Work instruction –
Every line in the records below with the string "mixamorig" is to be copied out.

——————

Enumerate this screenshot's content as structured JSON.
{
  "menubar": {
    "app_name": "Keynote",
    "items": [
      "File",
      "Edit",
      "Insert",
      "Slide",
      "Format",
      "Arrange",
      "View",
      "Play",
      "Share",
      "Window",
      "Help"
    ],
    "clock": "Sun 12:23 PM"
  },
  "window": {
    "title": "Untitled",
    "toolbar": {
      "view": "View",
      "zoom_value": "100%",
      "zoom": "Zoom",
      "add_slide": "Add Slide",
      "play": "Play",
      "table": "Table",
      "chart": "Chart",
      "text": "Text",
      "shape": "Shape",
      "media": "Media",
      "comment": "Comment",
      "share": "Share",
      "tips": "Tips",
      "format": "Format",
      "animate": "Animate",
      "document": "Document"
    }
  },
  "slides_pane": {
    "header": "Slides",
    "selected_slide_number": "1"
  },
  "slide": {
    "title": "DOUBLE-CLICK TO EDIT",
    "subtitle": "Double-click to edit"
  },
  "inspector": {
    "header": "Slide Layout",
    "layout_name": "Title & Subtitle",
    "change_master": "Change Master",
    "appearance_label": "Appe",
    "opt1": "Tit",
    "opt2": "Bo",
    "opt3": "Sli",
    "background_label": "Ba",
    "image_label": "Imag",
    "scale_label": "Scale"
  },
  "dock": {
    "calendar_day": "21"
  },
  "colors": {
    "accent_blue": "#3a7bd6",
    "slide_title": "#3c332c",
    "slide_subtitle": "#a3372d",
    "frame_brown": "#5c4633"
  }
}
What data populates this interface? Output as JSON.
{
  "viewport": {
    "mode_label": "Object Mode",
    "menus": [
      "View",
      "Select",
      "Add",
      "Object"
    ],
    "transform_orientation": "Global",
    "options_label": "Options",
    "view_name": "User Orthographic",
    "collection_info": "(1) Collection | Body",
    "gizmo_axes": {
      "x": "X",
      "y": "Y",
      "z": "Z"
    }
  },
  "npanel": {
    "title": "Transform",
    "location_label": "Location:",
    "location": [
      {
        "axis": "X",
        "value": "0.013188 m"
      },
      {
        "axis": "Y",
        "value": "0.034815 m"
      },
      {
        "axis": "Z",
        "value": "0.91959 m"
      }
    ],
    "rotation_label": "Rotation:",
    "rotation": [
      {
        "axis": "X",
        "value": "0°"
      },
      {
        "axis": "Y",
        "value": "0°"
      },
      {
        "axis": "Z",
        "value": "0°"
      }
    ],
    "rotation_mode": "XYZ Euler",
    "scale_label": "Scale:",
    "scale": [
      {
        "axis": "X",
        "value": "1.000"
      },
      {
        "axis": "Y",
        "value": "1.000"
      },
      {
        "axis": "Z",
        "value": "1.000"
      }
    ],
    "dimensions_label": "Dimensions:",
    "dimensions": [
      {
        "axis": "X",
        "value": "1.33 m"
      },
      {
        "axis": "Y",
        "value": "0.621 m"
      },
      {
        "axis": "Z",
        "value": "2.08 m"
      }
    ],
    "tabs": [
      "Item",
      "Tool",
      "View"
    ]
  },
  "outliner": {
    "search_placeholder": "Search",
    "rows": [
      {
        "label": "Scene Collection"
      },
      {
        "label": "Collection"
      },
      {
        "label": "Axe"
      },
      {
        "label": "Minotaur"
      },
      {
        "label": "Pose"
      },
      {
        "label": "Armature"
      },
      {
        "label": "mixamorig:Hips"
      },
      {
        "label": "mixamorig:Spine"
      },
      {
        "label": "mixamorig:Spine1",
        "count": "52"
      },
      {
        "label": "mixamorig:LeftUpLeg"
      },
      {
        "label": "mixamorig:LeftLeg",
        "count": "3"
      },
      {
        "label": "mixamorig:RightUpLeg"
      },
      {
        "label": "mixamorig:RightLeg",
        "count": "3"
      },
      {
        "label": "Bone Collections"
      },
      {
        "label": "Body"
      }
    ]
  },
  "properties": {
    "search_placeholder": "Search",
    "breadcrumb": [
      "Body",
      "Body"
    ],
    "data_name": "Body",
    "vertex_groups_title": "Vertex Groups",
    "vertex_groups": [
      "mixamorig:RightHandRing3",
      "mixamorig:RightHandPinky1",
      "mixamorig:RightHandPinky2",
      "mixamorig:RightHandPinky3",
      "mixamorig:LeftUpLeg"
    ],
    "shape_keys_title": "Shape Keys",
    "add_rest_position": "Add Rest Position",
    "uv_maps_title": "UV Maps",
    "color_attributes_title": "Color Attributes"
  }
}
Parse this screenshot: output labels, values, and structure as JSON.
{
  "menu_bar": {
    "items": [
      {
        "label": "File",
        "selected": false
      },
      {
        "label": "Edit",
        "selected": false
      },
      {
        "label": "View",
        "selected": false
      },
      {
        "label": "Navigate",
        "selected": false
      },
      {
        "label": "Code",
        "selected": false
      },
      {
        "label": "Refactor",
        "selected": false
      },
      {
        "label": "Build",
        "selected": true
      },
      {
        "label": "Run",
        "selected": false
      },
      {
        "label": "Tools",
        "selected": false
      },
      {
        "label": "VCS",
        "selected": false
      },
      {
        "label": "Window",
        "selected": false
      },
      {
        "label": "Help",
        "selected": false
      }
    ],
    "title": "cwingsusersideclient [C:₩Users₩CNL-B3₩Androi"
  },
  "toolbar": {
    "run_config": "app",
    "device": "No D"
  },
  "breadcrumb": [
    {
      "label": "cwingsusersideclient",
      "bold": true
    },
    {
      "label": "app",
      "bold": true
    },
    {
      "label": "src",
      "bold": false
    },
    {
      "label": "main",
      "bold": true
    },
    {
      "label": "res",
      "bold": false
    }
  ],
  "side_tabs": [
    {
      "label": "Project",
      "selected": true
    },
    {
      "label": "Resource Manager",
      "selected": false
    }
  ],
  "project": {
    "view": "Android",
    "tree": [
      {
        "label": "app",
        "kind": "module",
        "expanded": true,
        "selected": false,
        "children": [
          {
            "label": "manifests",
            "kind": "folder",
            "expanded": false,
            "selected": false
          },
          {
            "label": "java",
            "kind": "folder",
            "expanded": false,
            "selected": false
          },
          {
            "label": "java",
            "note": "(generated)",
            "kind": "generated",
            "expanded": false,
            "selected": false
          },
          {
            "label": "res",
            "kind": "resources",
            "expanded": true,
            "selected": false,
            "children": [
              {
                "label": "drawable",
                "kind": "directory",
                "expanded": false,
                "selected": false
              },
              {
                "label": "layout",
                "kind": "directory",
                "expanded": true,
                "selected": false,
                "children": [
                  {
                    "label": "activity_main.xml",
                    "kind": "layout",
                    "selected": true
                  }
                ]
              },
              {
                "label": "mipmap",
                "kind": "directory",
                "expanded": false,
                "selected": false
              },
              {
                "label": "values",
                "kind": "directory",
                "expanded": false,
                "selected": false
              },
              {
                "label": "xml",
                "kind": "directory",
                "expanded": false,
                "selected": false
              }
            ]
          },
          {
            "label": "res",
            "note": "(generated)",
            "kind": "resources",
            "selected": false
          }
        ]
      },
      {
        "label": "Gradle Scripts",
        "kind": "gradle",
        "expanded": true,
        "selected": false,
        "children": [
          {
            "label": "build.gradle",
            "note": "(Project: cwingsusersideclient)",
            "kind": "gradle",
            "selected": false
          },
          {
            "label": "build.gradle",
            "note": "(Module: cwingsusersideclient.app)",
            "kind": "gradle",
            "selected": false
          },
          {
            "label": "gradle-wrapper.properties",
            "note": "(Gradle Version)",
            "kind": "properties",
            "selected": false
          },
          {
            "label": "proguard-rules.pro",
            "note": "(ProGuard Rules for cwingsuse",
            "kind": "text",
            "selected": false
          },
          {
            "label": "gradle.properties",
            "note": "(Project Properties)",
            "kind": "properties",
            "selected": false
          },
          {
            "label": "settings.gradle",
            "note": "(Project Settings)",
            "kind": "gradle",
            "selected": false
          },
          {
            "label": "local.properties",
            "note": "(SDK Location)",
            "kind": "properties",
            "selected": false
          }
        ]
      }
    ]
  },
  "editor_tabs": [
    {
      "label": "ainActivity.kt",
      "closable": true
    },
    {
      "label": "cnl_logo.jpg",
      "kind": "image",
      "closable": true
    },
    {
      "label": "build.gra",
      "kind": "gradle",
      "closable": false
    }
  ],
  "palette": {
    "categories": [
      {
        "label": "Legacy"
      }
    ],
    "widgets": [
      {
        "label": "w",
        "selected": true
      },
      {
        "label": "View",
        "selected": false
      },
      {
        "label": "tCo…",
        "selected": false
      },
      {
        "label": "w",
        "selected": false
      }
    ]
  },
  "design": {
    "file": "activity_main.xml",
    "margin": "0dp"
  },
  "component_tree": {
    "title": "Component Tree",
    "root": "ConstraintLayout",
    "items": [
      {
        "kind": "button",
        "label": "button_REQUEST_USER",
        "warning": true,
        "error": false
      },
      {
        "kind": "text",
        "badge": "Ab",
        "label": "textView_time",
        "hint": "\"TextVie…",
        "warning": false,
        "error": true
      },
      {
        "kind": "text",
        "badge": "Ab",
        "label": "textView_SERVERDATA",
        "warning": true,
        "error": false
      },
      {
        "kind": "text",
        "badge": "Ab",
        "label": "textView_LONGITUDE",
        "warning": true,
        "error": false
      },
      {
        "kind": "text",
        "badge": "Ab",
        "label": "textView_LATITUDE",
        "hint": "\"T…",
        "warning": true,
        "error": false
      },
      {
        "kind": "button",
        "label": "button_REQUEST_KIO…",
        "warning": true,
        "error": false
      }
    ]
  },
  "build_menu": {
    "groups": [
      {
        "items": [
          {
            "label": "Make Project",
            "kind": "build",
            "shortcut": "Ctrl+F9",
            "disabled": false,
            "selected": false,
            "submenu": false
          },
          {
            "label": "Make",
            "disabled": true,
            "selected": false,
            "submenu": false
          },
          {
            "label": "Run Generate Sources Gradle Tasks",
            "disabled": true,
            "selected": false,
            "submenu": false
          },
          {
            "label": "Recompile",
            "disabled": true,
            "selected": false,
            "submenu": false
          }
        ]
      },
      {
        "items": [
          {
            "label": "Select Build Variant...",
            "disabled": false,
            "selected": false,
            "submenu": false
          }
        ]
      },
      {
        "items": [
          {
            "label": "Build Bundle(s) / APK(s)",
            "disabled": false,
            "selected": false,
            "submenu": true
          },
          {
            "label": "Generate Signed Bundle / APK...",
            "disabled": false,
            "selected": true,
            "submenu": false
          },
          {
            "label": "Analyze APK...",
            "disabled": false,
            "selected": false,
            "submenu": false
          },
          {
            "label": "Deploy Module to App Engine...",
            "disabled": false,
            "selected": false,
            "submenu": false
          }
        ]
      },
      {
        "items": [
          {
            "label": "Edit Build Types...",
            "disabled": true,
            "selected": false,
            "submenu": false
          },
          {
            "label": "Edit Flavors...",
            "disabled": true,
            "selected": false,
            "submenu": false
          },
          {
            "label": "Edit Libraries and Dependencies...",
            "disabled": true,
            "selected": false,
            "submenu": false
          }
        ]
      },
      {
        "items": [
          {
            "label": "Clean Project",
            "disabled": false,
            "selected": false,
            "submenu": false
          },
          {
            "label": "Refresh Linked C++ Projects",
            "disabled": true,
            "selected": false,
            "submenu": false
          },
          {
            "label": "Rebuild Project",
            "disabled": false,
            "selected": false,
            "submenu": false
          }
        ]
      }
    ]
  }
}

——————

Reply to the task –
        "label": "mixamorig:Hips"
        "label": "mixamorig:Spine"
        "label": "mixamorig:Spine1",
        "label": "mixamorig:LeftUpLeg"
        "label": "mixamorig:LeftLeg",
        "label": "mixamorig:RightUpLeg"
        "label": "mixamorig:RightLeg",
      "mixamorig:RightHandRing3",
      "mixamorig:RightHandPinky1",
      "mixamorig:RightHandPinky2",
      "mixamorig:RightHandPinky3",
      "mixamorig:LeftUpLeg"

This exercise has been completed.